IDEAS home Printed from
   My bibliography  Save this article

A tribute to Earl A. Thompson and, in his own words, a summary of his general economic and social theory


  • Don Allison


  • Thomas Borcherding


Brilliant but little known, in part because his style was dense and crucial papers unpublished, Earl Thompson reformulated standard theory to achieve policy relevance, focusing on significant rent-seeking inefficiencies stemming from private information and transaction costs. Drawing on history, he showed a vast array of institutions to be efficient which economists had previously found to be inefficient, modeled governments and their nature, defined government’s functions, and showed why dominant states rise and fall. Copyright Springer Science+Business Media New York 2013

Suggested Citation

  • Don Allison & Thomas Borcherding, 2013. "A tribute to Earl A. Thompson and, in his own words, a summary of his general economic and social theory," Public Choice, Springer, vol. 156(1), pages 7-29, July.
  • Handle: RePEc:kap:pubcho:v:156:y:2013:i:1:p:7-29
    DOI: 10.1007/s11127-013-0088-4

    Download full text from publisher

    File URL:
    Download Restriction: Access to full text is restricted to subscribers.

    As the access to this document is restricted, you may want to search for a different version of it.

    References listed on IDEAS

    1. Earl A. Thompson & Roger L. Faith, 1980. "Social Interaction Under Truly Perfect Information," UCLA Economics Working Papers 175, UCLA Department of Economics.
    2. Thompson, Earl A & Faith, Roger L, 1981. "A Pure Theory of Strategic Behavior and Social Institutions," American Economic Review, American Economic Association, vol. 71(3), pages 366-380, June.
    3. Earl A. Thompson, 2007. "From social insecurity to social security: the genius of democratic politics," Global Business and Economics Review, Inderscience Enterprises Ltd, vol. 9(1), pages 1-7.
    4. Thompson, Earl A., 1980. "Characteristics of worlds with perfect strategic communication," Journal of Economic Theory, Elsevier, vol. 23(1), pages 111-119, August.
    5. Earl A. Thompson, 1977. "A Reformulation of Macroeconomic Theory," UCLA Economics Working Papers 091, UCLA Department of Economics.
    6. Thompson, Earl A, 1979. "An Economic Basis for the "National Defense Argument" for Aiding Certain Industries," Journal of Political Economy, University of Chicago Press, vol. 87(1), pages 1-36, February.
    7. Earl A. Thompson, 1973. "The Optimal Role of the Government for a Competitive Economy Containing Money," UCLA Economics Working Papers 039, UCLA Department of Economics.
    Full references (including those not matched with items on IDEAS)


    Citations are extracted by the CitEc Project, subscribe to its RSS feed for this item.

    Cited by:

    1. Matt Lindsay & Robert Deacon & Darren Filson, 2014. "Tom Borcherding," Public Choice, Springer, vol. 160(1), pages 1-6, July.


    All material on this site has been provided by the respective publishers and authors.

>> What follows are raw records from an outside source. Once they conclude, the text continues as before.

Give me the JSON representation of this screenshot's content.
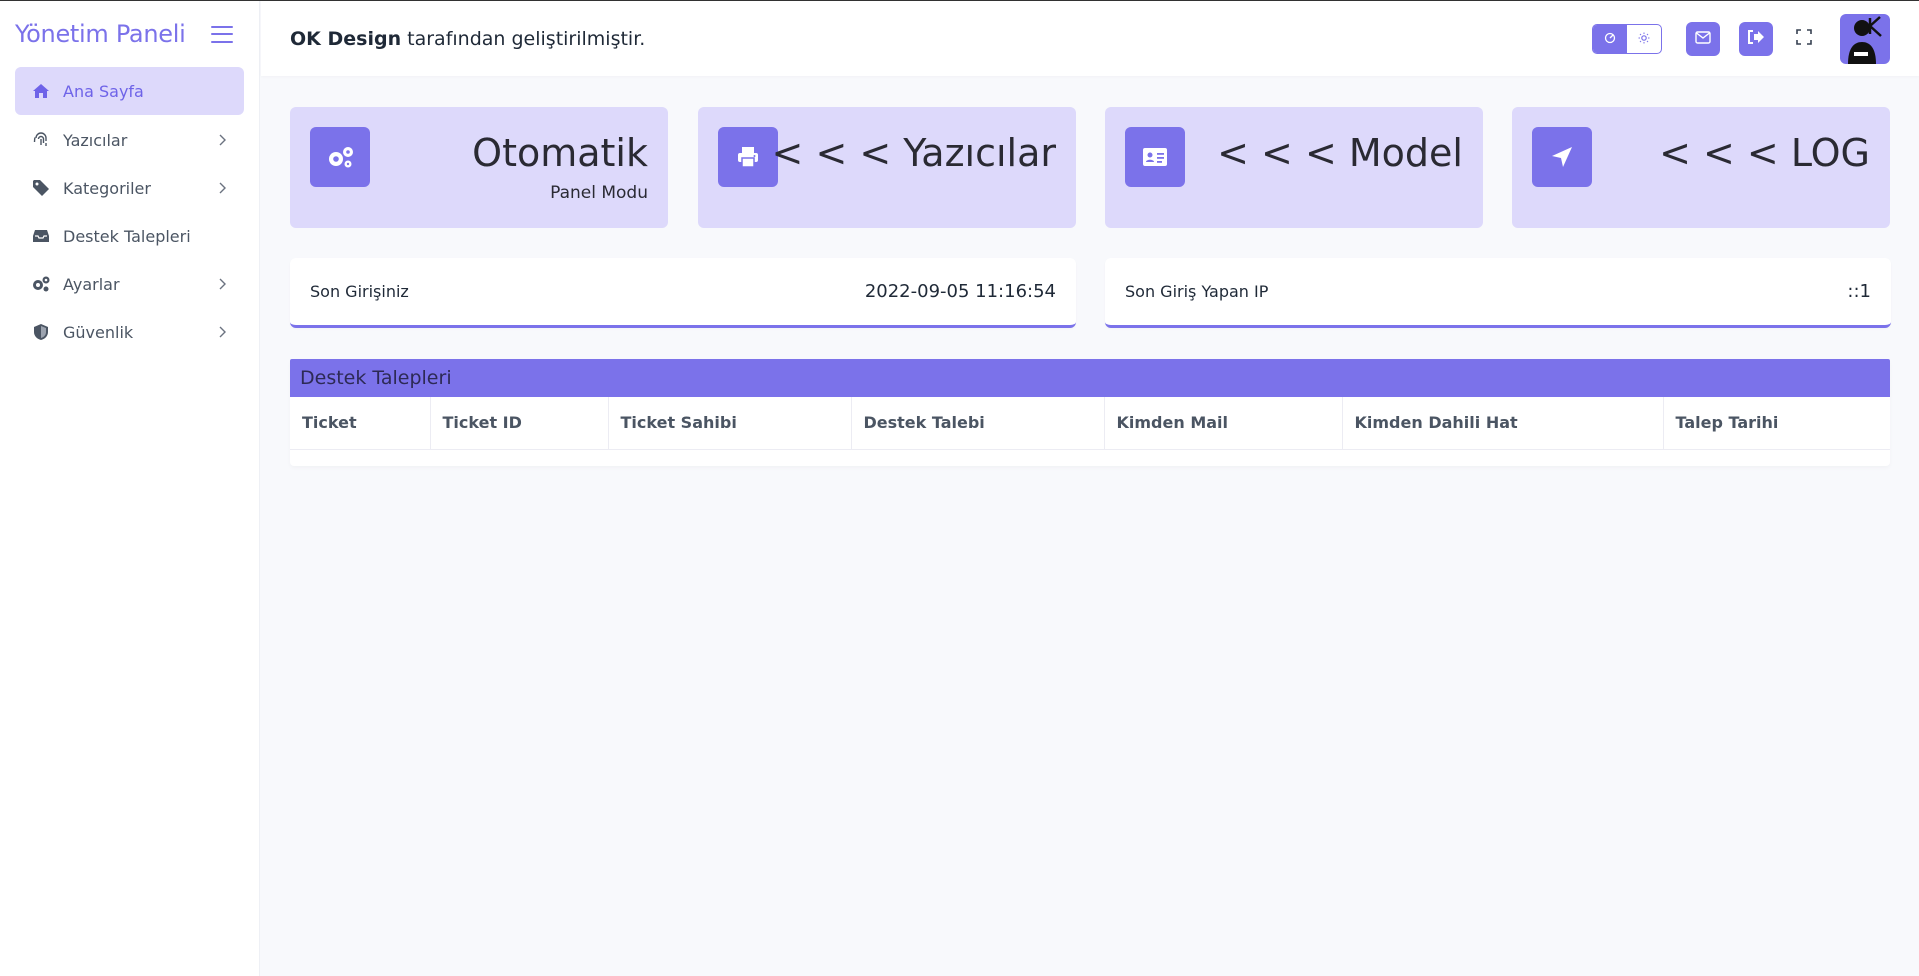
{
  "sidebar": {
    "title": "Yönetim Paneli",
    "items": [
      {
        "label": "Ana Sayfa",
        "icon": "home-icon",
        "active": true,
        "has_children": false
      },
      {
        "label": "Yazıcılar",
        "icon": "fingerprint-icon",
        "active": false,
        "has_children": true
      },
      {
        "label": "Kategoriler",
        "icon": "tag-icon",
        "active": false,
        "has_children": true
      },
      {
        "label": "Destek Talepleri",
        "icon": "inbox-icon",
        "active": false,
        "has_children": false
      },
      {
        "label": "Ayarlar",
        "icon": "gears-icon",
        "active": false,
        "has_children": true
      },
      {
        "label": "Güvenlik",
        "icon": "shield-icon",
        "active": false,
        "has_children": true
      }
    ]
  },
  "header": {
    "credit_brand": "OK Design",
    "credit_rest": " tarafından geliştirilmiştir.",
    "theme_icons": [
      "dark-mode-icon",
      "light-mode-icon"
    ],
    "actions": [
      "mail-icon",
      "logout-icon",
      "fullscreen-icon"
    ],
    "avatar_text": "OK"
  },
  "cards": [
    {
      "title": "Otomatik",
      "subtitle": "Panel Modu",
      "icon": "gears-icon"
    },
    {
      "title": "< < < Yazıcılar",
      "subtitle": "",
      "icon": "printer-icon"
    },
    {
      "title": "< < < Model",
      "subtitle": "",
      "icon": "id-card-icon"
    },
    {
      "title": "< < < LOG",
      "subtitle": "",
      "icon": "location-arrow-icon"
    }
  ],
  "last_login": {
    "label": "Son Girişiniz",
    "value": "2022-09-05 11:16:54"
  },
  "last_ip": {
    "label": "Son Giriş Yapan IP",
    "value": "::1"
  },
  "tickets": {
    "title": "Destek Talepleri",
    "columns": [
      "Ticket",
      "Ticket ID",
      "Ticket Sahibi",
      "Destek Talebi",
      "Kimden Mail",
      "Kimden Dahili Hat",
      "Talep Tarihi"
    ],
    "rows": []
  },
  "colors": {
    "accent": "#7b72ea",
    "accent_light": "#ddd9fb",
    "background": "#f8f9fc"
  }
}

You can help correct errors and omissions. When requesting a correction, please mention this item's handle: RePEc:kap:pubcho:v:156:y:2013:i:1:p:7-29. See general information about how to correct material in RePEc.

    For technical questions regarding this item, or to correct its authors, title, abstract, bibliographic or download information, contact: (Sonal Shukla) or (Rebekah McClure). General contact details of provider: .

    If you have authored this item and are not yet registered with RePEc, we encourage you to do it here. This allows to link your profile to this item. It also allows you to accept potential citations to this item that we are uncertain about.

    If CitEc recognized a reference but did not link an item in RePEc to it, you can help with this form .

    If you know of missing items citing this one, you can help us creating those links by adding the relevant references in the same way as above, for each refering item. If you are a registered author of this item, you may also want to check the "citations" tab in your RePEc Author Service profile, as there may be some citations waiting for confirmation.

    Please note that corrections may take a couple of weeks to filter through the various RePEc services.

    IDEAS is a RePEc service hosted by the Research Division of the Federal Reserve Bank of St. Louis . RePEc uses bibliographic data supplied by the respective publishers.